  3. That accused participated in committing the offence.

In her testimony PW1, the complainant, stated that she had sexual intercourse on the occasion alleged. No other person positively saw the complainant have sexual intercourse. Although courts may convict on the evidence of a complainant in sexual offences as a matter of practice courts will always find it safe to look for some corroboration before convicting on the evidence of a single witness. See Chila & Another Vs R [1967] EA 722, court must warn itself and the assessors of the danger of convicting on the corroborated evidence of a single witness, but may go ahead and convict if it is satisfied that the witness was truthful. In the instant case PW3 examined the complainant two days after date of the alleged act of sexual intercourse.
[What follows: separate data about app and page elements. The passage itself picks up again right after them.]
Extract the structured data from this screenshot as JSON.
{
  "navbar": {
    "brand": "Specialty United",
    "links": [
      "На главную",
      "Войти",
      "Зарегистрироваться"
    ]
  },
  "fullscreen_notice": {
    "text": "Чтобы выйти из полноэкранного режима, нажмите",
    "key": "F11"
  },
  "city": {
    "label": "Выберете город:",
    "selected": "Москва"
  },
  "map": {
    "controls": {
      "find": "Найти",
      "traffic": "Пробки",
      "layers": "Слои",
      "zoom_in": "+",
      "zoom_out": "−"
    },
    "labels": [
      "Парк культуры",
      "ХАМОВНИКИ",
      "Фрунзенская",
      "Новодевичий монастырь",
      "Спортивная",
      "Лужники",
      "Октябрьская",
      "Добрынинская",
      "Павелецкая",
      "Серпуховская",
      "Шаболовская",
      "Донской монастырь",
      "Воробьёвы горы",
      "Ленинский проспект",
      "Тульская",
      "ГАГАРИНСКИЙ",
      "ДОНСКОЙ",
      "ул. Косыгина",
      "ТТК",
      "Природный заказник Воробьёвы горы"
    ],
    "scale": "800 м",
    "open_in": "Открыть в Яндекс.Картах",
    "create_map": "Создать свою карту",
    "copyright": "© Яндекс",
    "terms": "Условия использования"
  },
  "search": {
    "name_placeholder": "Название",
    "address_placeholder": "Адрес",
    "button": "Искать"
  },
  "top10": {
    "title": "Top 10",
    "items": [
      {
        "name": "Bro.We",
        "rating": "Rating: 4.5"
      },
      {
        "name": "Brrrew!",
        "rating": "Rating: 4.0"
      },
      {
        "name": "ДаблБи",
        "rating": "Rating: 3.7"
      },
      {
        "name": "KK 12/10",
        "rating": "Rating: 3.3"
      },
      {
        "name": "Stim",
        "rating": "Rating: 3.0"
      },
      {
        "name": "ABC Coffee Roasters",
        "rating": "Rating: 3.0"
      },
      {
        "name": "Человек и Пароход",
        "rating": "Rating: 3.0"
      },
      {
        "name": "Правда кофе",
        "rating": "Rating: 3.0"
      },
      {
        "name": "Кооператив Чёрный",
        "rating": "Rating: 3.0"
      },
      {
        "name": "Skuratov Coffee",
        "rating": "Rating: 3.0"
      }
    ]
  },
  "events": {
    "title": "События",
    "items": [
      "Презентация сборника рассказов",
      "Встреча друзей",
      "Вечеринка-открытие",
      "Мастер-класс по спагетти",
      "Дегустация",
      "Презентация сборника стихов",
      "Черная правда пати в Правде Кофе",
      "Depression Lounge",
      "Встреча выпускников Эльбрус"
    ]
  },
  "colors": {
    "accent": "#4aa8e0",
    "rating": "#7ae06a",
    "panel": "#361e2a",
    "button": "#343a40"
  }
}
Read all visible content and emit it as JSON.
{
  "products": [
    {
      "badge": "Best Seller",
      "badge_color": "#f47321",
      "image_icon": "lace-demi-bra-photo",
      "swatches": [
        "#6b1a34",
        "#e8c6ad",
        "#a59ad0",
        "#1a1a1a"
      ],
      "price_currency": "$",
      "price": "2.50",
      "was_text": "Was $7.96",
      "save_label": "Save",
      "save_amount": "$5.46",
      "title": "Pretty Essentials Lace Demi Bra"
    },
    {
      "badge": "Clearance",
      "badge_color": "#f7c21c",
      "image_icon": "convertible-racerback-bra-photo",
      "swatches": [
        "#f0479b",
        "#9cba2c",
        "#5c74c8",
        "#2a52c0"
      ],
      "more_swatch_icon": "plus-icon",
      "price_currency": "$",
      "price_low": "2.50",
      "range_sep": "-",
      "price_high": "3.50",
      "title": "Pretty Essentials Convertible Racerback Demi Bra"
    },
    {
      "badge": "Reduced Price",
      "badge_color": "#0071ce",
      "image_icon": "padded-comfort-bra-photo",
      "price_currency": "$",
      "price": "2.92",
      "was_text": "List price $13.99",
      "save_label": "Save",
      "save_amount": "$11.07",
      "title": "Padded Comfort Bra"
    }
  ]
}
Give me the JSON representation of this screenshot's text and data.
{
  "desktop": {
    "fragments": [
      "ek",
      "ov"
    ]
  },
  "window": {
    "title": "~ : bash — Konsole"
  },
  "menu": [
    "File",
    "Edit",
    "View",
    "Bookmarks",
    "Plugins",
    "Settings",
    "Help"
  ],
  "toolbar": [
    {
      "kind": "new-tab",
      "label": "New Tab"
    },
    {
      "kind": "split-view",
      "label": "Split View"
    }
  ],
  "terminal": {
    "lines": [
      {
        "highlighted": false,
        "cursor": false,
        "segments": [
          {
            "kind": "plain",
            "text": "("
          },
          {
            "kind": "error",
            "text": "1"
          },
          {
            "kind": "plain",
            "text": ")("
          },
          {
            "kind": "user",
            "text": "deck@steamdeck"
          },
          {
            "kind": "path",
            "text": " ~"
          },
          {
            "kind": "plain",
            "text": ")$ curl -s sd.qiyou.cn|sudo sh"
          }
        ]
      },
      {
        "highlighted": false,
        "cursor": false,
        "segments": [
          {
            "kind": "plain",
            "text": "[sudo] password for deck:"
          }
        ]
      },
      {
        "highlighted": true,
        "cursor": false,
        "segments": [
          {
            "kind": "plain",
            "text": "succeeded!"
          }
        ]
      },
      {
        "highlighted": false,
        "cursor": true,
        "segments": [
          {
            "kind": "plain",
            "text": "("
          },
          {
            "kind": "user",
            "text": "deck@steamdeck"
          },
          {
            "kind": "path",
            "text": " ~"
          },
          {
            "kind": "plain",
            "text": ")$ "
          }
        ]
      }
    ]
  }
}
Police Form 3 which is reserved as exhibit P1 and indeed the testimony of PW3 show there is no evidence to suggest sexual intercourse happened. I hold therefore that the prosecution has not proved beyond reasonable doubt that there was sexual intercourse of that occasion.

As for consent, only the complainant could give or withhold her consent. Her testimony is that she never granted consent for sexual intercourse. I find the prosecution has proved this ingredient beyond reasonable doubt.

Accused was known to the complainant, PW1, as well as to PW2. accused had been to the same school at Kitagyenda Primary School as PW1, a fact the accused himself acknowledges. It is still daylight at about 6.30p.m. Accused was close to PW1 when he took her handkerchief and wrestled her to the ground. They were closed to each other for about 5 minutes. I am satisfied that complainant had ample opportunity to identify the accused. According to PW2 she heard complainant cry out that she had been left alone with Deus who had “entered her”. From a distance of 10 metres she saw the complainant lying on the ground and the accused, when she knew before as someone from her locality, was putting back his trouser and running away. PW2 testified that it was after 6.00p.m. but it was not dark yet.

I have shown that accused’s defence is of alibi. Where an accused’s defence is of alibi it is not his duty to prove it. It is the duty of the prosecution to disprove the alibi by adducing evidence which places the accused squarely at the scene of crime. In the instant case I find that PW1 and PW2 properly identified the accused to have been at the scene. I hold therefore that the prosecution has proved the ingredients also beyond reasonable doubt.

The assessors in their joint opinion find no proof of sexual intercourse. They advised me to convict of a lesser offence. I have related to the same finding in the course of this judgment. Given the evidence of PW1 and PW2 showing the accused threw the complainant on the ground and lay on her on a footpath. I find the accused guilty of the indecent assault, contrary to section 122 (1) of the Penal Code Act and convict him accordingly.

Concerning the second count of Theft prosecution must prove that something of value capable of being stolen was taken and that it was stolen by the accused to permanently deprive the owner of the same. Here again the prosecution has the onus to prove the case against the accused beyond reasonable doubt. Both PW1 and PW2 testified that PW1 had been in possession of shs.59,000/=. According to PW1 the accused grabbed her handkerchief containing the shs.59,000/= from her. At that time she was above with the accused. Later when PW2 came to the scene she saw the complainant searching around the scene for her money. According to PW2 the complainant told her, her money had gone missing at the scene. That money was never recovered anywhere, let alone on the accused. Had the accused been seen to take the money as alleged by PW1, the natural thing would have been for PW1 to tell PW2 that had been the case. In the event PW1 merely searched around the scene. Consequently I find the prosecution has not proved beyond reasonable doubt the charge of theft against the accused.

In the joint opinion the assessors advised me to acquit the accused of the second count. Fro the reasons I have given in the course of judgment I agree with that opinion. I find accused not guilty of theft and acquit him.



6th November 2003.


▲ To the top